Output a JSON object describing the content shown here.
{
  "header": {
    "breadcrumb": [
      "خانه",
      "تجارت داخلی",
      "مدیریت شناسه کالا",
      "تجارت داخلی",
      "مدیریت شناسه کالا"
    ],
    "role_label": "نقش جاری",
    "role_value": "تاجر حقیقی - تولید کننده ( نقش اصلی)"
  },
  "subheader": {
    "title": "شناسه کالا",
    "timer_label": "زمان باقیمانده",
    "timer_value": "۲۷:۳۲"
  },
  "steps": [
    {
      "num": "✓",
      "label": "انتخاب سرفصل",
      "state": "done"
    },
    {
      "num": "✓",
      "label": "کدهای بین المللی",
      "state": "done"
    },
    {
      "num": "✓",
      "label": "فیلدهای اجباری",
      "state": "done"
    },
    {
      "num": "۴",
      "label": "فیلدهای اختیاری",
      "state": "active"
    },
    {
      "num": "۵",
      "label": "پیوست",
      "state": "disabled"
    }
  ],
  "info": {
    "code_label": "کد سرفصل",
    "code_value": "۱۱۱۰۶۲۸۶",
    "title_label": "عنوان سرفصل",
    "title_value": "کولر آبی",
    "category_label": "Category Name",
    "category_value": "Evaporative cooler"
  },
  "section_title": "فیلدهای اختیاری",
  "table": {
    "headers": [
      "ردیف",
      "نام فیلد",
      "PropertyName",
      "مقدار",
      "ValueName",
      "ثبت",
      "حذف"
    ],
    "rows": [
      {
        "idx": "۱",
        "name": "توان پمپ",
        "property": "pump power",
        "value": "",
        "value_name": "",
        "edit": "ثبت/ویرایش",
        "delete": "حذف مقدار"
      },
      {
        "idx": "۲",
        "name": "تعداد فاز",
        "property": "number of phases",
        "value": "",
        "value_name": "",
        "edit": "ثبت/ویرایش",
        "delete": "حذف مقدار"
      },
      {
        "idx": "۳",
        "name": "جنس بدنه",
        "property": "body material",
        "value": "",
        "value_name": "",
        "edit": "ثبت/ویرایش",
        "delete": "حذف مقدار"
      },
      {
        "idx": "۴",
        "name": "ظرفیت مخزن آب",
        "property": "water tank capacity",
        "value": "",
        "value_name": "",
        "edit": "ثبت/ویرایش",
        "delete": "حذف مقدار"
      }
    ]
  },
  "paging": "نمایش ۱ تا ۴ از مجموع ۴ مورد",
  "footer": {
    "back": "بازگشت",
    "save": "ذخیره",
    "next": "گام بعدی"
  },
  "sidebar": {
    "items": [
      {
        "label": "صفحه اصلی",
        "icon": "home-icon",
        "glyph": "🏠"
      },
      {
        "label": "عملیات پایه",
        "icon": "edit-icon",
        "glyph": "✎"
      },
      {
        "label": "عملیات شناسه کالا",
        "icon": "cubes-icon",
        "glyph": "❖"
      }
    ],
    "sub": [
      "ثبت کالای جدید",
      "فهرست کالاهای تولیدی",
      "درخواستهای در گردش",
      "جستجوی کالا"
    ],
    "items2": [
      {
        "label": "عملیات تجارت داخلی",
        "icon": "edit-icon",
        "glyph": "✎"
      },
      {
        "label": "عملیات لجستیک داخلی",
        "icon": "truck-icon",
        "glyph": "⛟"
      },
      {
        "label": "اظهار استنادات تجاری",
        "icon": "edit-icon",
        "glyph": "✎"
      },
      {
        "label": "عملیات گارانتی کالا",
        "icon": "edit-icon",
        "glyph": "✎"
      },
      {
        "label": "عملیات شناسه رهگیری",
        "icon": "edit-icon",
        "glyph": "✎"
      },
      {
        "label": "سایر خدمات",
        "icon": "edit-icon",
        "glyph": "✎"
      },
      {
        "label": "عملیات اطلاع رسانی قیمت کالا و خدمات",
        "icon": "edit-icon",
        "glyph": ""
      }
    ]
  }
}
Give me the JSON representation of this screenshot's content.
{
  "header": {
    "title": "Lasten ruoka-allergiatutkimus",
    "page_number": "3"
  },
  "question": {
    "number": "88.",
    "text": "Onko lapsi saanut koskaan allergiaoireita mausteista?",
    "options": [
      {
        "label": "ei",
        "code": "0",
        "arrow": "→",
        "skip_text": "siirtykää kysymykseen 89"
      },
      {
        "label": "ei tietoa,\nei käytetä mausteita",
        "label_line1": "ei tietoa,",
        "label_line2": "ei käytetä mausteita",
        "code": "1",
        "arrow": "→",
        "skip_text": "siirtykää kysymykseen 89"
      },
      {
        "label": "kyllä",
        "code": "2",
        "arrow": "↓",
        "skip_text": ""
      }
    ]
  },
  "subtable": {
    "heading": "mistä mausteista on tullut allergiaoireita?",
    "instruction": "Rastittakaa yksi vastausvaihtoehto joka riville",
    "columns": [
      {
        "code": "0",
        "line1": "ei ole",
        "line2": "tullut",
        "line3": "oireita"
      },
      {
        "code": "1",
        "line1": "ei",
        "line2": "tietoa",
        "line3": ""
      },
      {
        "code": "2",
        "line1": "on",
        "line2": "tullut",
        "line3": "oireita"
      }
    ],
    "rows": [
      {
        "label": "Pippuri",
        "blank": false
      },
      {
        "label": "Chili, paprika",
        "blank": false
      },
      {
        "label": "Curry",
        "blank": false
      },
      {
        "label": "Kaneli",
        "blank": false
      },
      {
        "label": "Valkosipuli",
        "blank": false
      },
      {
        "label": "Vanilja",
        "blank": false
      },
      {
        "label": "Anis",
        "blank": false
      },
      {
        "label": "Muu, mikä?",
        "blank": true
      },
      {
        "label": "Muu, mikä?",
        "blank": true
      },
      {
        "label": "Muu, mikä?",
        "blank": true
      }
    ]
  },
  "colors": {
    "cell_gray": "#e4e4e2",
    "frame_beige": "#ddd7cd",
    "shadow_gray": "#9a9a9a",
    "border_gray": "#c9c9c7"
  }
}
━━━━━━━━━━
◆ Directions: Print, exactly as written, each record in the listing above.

◆ Expected answer:
Output a JSON object describing the content shown here.
{
  "header": {
    "breadcrumb": [
      "خانه",
      "تجارت داخلی",
      "مدیریت شناسه کالا",
      "تجارت داخلی",
      "مدیریت شناسه کالا"
    ],
    "role_label": "نقش جاری",
    "role_value": "تاجر حقیقی - تولید کننده ( نقش اصلی)"
  },
  "subheader": {
    "title": "شناسه کالا",
    "timer_label": "زمان باقیمانده",
    "timer_value": "۲۷:۳۲"
  },
  "steps": [
    {
      "num": "✓",
      "label": "انتخاب سرفصل",
      "state": "done"
    },
    {
      "num": "✓",
      "label": "کدهای بین المللی",
      "state": "done"
    },
    {
      "num": "✓",
      "label": "فیلدهای اجباری",
      "state": "done"
    },
    {
      "num": "۴",
      "label": "فیلدهای اختیاری",
      "state": "active"
    },
    {
      "num": "۵",
      "label": "پیوست",
      "state": "disabled"
    }
  ],
  "info": {
    "code_label": "کد سرفصل",
    "code_value": "۱۱۱۰۶۲۸۶",
    "title_label": "عنوان سرفصل",
    "title_value": "کولر آبی",
    "category_label": "Category Name",
    "category_value": "Evaporative cooler"
  },
  "section_title": "فیلدهای اختیاری",
  "table": {
    "headers": [
      "ردیف",
      "نام فیلد",
      "PropertyName",
      "مقدار",
      "ValueName",
      "ثبت",
      "حذف"
    ],
    "rows": [
      {
        "idx": "۱",
        "name": "توان پمپ",
        "property": "pump power",
        "value": "",
        "value_name": "",
        "edit": "ثبت/ویرایش",
        "delete": "حذف مقدار"
      },
      {
        "idx": "۲",
        "name": "تعداد فاز",
        "property": "number of phases",
        "value": "",
        "value_name": "",
        "edit": "ثبت/ویرایش",
        "delete": "حذف مقدار"
      },
      {
        "idx": "۳",
        "name": "جنس بدنه",
        "property": "body material",
        "value": "",
        "value_name": "",
        "edit": "ثبت/ویرایش",
        "delete": "حذف مقدار"
      },
      {
        "idx": "۴",
        "name": "ظرفیت مخزن آب",
        "property": "water tank capacity",
        "value": "",
        "value_name": "",
        "edit": "ثبت/ویرایش",
        "delete": "حذف مقدار"
      }
    ]
  },
  "paging": "نمایش ۱ تا ۴ از مجموع ۴ مورد",
  "footer": {
    "back": "بازگشت",
    "save": "ذخیره",
    "next": "گام بعدی"
  },
  "sidebar": {
    "items": [
      {
        "label": "صفحه اصلی",
        "icon": "home-icon",
        "glyph": "🏠"
      },
      {
        "label": "عملیات پایه",
        "icon": "edit-icon",
        "glyph": "✎"
      },
      {
        "label": "عملیات شناسه کالا",
        "icon": "cubes-icon",
        "glyph": "❖"
      }
    ],
    "sub": [
      "ثبت کالای جدید",
      "فهرست کالاهای تولیدی",
      "درخواستهای در گردش",
      "جستجوی کالا"
    ],
    "items2": [
      {
        "label": "عملیات تجارت داخلی",
        "icon": "edit-icon",
        "glyph": "✎"
      },
      {
        "label": "عملیات لجستیک داخلی",
        "icon": "truck-icon",
        "glyph": "⛟"
      },
      {
        "label": "اظهار استنادات تجاری",
        "icon": "edit-icon",
        "glyph": "✎"
      },
      {
        "label": "عملیات گارانتی کالا",
        "icon": "edit-icon",
        "glyph": "✎"
      },
      {
        "label": "عملیات شناسه رهگیری",
        "icon": "edit-icon",
        "glyph": "✎"
      },
      {
        "label": "سایر خدمات",
        "icon": "edit-icon",
        "glyph": "✎"
      },
      {
        "label": "عملیات اطلاع رسانی قیمت کالا و خدمات",
        "icon": "edit-icon",
        "glyph": ""
      }
    ]
  }
}
Give me the JSON representation of this screenshot's content.
{
  "header": {
    "title": "Lasten ruoka-allergiatutkimus",
    "page_number": "3"
  },
  "question": {
    "number": "88.",
    "text": "Onko lapsi saanut koskaan allergiaoireita mausteista?",
    "options": [
      {
        "label": "ei",
        "code": "0",
        "arrow": "→",
        "skip_text": "siirtykää kysymykseen 89"
      },
      {
        "label": "ei tietoa,\nei käytetä mausteita",
        "label_line1": "ei tietoa,",
        "label_line2": "ei käytetä mausteita",
        "code": "1",
        "arrow": "→",
        "skip_text": "siirtykää kysymykseen 89"
      },
      {
        "label": "kyllä",
        "code": "2",
        "arrow": "↓",
        "skip_text": ""
      }
    ]
  },
  "subtable": {
    "heading": "mistä mausteista on tullut allergiaoireita?",
    "instruction": "Rastittakaa yksi vastausvaihtoehto joka riville",
    "columns": [
      {
        "code": "0",
        "line1": "ei ole",
        "line2": "tullut",
        "line3": "oireita"
      },
      {
        "code": "1",
        "line1": "ei",
        "line2": "tietoa",
        "line3": ""
      },
      {
        "code": "2",
        "line1": "on",
        "line2": "tullut",
        "line3": "oireita"
      }
    ],
    "rows": [
      {
        "label": "Pippuri",
        "blank": false
      },
      {
        "label": "Chili, paprika",
        "blank": false
      },
      {
        "label": "Curry",
        "blank": false
      },
      {
        "label": "Kaneli",
        "blank": false
      },
      {
        "label": "Valkosipuli",
        "blank": false
      },
      {
        "label": "Vanilja",
        "blank": false
      },
      {
        "label": "Anis",
        "blank": false
      },
      {
        "label": "Muu, mikä?",
        "blank": true
      },
      {
        "label": "Muu, mikä?",
        "blank": true
      },
      {
        "label": "Muu, mikä?",
        "blank": true
      }
    ]
  },
  "colors": {
    "cell_gray": "#e4e4e2",
    "frame_beige": "#ddd7cd",
    "shadow_gray": "#9a9a9a",
    "border_gray": "#c9c9c7"
  }
}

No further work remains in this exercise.